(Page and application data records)
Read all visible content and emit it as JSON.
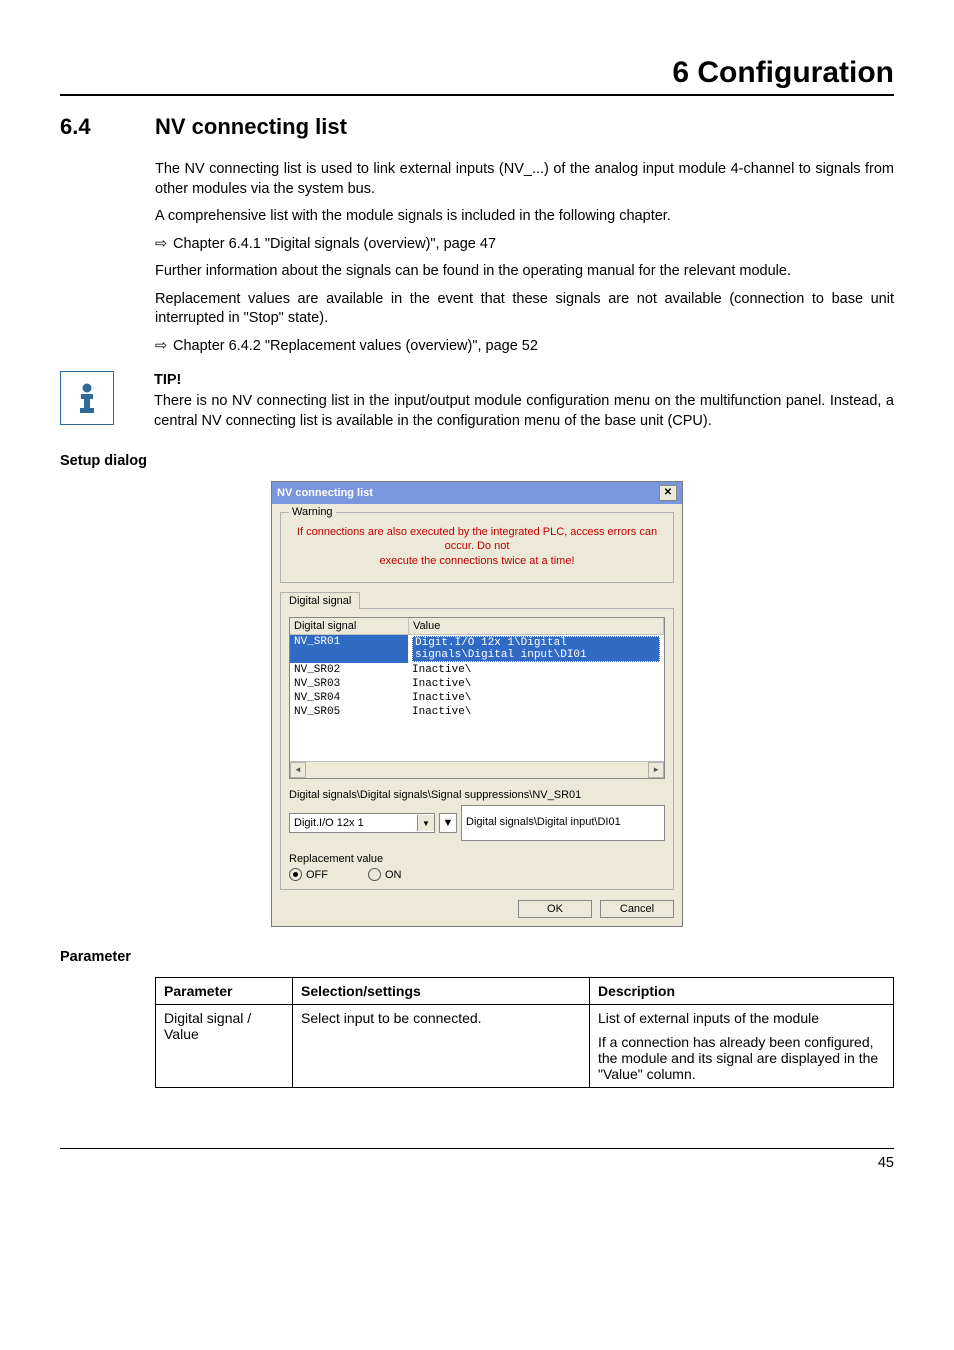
{
  "chapter_title": "6 Configuration",
  "section": {
    "number": "6.4",
    "title": "NV connecting list"
  },
  "paragraphs": {
    "p1": "The NV connecting list is used to link external inputs (NV_...) of the analog input module 4-channel to signals from other modules via the system bus.",
    "p2": "A comprehensive list with the module signals is included in the following chapter.",
    "link1": "Chapter 6.4.1 \"Digital signals (overview)\", page 47",
    "p3": "Further information about the signals can be found in the operating manual for the relevant module.",
    "p4": "Replacement values are available in the event that these signals are not available (connection to base unit interrupted in \"Stop\" state).",
    "link2": "Chapter 6.4.2 \"Replacement values (overview)\", page 52"
  },
  "tip": {
    "label": "TIP!",
    "text": "There is no NV connecting list in the input/output module configuration menu on the multifunction panel. Instead, a central NV connecting list is available in the configuration menu of the base unit (CPU)."
  },
  "subheads": {
    "setup": "Setup dialog",
    "parameter": "Parameter"
  },
  "dialog": {
    "title": "NV connecting list",
    "warning_legend": "Warning",
    "warning_text1": "If connections are also executed by the integrated PLC, access errors can occur. Do not",
    "warning_text2": "execute the connections twice at a time!",
    "tab": "Digital signal",
    "col1": "Digital signal",
    "col2": "Value",
    "rows": [
      {
        "name": "NV_SR01",
        "value": "Digit.I/O 12x 1\\Digital signals\\Digital input\\DI01",
        "selected": true
      },
      {
        "name": "NV_SR02",
        "value": "Inactive\\",
        "selected": false
      },
      {
        "name": "NV_SR03",
        "value": "Inactive\\",
        "selected": false
      },
      {
        "name": "NV_SR04",
        "value": "Inactive\\",
        "selected": false
      },
      {
        "name": "NV_SR05",
        "value": "Inactive\\",
        "selected": false
      }
    ],
    "path_label": "Digital signals\\Digital signals\\Signal suppressions\\NV_SR01",
    "combo_left": "Digit.I/O 12x 1",
    "combo_right": "Digital signals\\Digital input\\DI01",
    "replacement_label": "Replacement value",
    "radio_off": "OFF",
    "radio_on": "ON",
    "ok": "OK",
    "cancel": "Cancel"
  },
  "param_table": {
    "h1": "Parameter",
    "h2": "Selection/settings",
    "h3": "Description",
    "r1c1": "Digital signal / Value",
    "r1c2": "Select input to be connected.",
    "r1c3a": "List of external inputs of the module",
    "r1c3b": "If a connection has already been configured, the module and its signal are displayed in the \"Value\" column."
  },
  "page_number": "45"
}
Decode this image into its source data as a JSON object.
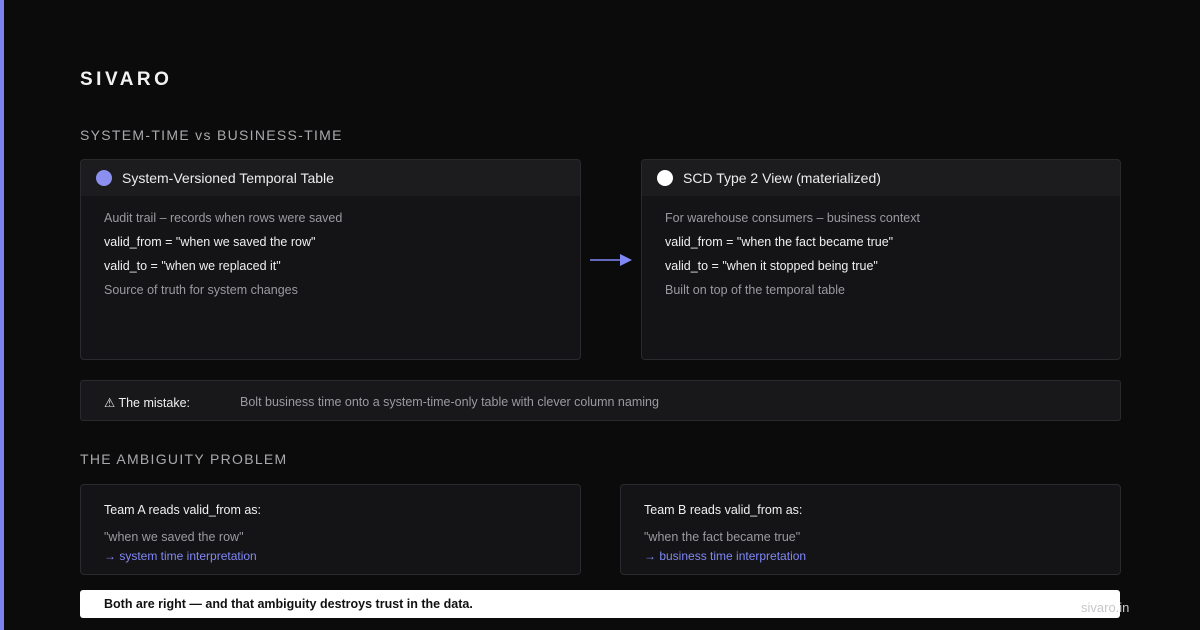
{
  "brand": "SIVARO",
  "section1": {
    "title": "SYSTEM-TIME vs BUSINESS-TIME",
    "left_card": {
      "title": "System-Versioned Temporal Table",
      "dot_color": "#8a8ff0",
      "lines": [
        "Audit trail – records when rows were saved",
        "valid_from = \"when we saved the row\"",
        "valid_to = \"when we replaced it\"",
        "Source of truth for system changes"
      ]
    },
    "right_card": {
      "title": "SCD Type 2 View (materialized)",
      "dot_color": "#ffffff",
      "lines": [
        "For warehouse consumers – business context",
        "valid_from = \"when the fact became true\"",
        "valid_to = \"when it stopped being true\"",
        "Built on top of the temporal table"
      ]
    },
    "arrow_color": "#8088f5"
  },
  "mistake": {
    "label": "⚠ The mistake:",
    "text": "Bolt business time onto a system-time-only table with clever column naming"
  },
  "section2": {
    "title": "THE AMBIGUITY PROBLEM",
    "team_a": {
      "heading": "Team A reads valid_from as:",
      "quote": "\"when we saved the row\"",
      "interpretation": "→ system time interpretation"
    },
    "team_b": {
      "heading": "Team B reads valid_from as:",
      "quote": "\"when the fact became true\"",
      "interpretation": "→ business time interpretation"
    }
  },
  "banner": "Both are right — and that ambiguity destroys trust in the data.",
  "footer": "sivaro.in",
  "colors": {
    "accent": "#7b82f0",
    "background": "#0b0b0c"
  }
}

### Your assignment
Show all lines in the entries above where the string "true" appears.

### Solved problem
        "selected": true
        "valid_from = \"when the fact became true\"",
        "valid_to = \"when it stopped being true\"",
      "quote": "\"when the fact became true\"",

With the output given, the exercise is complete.